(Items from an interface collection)
»»
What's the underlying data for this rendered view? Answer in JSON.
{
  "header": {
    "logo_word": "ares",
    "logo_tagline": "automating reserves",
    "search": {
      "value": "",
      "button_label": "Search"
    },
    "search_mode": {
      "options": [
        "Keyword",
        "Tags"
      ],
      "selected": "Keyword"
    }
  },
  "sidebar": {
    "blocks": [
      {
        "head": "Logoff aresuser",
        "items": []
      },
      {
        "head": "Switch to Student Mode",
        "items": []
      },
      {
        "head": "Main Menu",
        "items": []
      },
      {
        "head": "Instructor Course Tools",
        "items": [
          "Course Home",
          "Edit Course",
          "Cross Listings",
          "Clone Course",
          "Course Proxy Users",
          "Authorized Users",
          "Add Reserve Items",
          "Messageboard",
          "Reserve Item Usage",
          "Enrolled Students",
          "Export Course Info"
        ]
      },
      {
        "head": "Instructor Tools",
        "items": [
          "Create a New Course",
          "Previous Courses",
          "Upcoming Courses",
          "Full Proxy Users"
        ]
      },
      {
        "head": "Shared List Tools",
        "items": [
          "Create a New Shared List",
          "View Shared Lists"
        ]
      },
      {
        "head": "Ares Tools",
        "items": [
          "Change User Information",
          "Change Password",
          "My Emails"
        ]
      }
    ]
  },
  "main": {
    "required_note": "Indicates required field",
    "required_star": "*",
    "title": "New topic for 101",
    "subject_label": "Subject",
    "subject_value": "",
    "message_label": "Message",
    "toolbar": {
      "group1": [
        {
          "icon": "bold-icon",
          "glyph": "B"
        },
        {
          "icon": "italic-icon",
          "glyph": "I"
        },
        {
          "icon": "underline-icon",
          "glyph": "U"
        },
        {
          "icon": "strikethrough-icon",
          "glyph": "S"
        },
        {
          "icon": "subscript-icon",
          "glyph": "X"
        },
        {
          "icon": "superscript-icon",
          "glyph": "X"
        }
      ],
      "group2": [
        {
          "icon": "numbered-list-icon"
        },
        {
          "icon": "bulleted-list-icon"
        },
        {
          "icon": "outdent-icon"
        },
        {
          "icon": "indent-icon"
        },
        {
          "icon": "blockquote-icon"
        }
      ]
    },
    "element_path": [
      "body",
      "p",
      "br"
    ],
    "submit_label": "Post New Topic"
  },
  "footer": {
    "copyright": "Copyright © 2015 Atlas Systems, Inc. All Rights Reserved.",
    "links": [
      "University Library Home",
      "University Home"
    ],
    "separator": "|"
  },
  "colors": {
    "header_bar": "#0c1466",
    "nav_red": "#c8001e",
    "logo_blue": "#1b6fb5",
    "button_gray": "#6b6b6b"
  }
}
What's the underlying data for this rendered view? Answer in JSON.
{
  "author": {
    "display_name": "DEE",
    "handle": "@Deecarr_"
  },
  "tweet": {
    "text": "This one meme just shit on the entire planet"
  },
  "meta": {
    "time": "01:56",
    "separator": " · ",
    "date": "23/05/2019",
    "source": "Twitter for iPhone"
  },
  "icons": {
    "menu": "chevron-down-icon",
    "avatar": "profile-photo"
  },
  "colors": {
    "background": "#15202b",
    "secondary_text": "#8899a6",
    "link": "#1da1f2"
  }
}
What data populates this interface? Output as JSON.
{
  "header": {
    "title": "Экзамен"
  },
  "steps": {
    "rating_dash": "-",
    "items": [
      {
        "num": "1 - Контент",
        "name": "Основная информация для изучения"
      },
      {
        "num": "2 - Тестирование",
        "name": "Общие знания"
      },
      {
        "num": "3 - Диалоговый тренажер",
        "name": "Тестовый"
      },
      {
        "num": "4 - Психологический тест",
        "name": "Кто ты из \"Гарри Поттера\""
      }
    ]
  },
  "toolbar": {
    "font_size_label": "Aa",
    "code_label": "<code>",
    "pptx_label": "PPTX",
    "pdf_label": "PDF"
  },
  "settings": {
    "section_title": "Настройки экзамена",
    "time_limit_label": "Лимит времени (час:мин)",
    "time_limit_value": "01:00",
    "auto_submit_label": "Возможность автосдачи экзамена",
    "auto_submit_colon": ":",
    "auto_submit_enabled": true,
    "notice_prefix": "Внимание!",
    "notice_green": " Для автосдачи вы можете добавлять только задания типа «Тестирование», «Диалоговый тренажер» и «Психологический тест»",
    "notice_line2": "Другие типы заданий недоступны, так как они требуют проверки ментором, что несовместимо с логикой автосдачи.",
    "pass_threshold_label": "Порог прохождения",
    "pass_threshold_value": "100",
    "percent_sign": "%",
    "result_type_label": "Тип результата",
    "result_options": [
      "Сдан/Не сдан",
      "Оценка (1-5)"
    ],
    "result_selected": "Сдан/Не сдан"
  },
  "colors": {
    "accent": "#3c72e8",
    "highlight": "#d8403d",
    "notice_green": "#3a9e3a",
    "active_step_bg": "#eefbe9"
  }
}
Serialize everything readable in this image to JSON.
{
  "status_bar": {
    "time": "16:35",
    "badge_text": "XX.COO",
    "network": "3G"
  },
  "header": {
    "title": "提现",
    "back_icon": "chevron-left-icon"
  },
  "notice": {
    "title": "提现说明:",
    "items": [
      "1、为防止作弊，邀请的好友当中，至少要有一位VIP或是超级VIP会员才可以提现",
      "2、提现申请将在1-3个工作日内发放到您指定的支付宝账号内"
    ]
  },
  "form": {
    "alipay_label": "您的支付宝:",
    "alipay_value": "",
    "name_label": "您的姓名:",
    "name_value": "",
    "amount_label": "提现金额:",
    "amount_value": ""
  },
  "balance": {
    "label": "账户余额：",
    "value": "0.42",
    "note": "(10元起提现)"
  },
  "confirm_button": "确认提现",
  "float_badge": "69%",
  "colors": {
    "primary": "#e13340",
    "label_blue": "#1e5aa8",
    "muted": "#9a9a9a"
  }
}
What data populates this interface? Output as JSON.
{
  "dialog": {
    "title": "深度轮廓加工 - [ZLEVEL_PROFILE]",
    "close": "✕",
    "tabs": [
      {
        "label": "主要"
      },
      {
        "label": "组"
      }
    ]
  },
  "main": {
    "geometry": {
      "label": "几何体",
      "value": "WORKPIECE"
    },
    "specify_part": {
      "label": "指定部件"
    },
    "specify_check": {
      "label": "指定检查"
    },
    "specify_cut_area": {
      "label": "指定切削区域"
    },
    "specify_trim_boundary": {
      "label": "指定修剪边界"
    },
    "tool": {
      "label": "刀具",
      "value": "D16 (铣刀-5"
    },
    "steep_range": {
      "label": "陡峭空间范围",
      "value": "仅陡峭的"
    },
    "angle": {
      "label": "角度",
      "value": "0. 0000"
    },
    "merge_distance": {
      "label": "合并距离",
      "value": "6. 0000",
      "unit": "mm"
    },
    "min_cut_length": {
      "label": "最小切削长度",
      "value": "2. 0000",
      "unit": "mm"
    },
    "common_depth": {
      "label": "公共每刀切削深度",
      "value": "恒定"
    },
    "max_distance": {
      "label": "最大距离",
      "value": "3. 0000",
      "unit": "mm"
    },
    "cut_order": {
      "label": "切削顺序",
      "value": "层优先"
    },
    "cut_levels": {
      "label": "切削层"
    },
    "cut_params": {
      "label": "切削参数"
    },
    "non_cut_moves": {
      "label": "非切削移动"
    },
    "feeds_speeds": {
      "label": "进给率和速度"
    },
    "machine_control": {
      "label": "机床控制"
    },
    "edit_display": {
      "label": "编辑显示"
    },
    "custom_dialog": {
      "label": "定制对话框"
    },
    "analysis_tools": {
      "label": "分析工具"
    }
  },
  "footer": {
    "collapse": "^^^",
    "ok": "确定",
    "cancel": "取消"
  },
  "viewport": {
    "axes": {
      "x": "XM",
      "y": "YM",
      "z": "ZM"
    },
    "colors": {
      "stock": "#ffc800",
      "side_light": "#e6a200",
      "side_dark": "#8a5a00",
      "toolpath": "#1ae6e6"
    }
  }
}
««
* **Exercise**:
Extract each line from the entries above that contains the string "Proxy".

* **Response below**:
          "Course Proxy Users",
          "Full Proxy Users"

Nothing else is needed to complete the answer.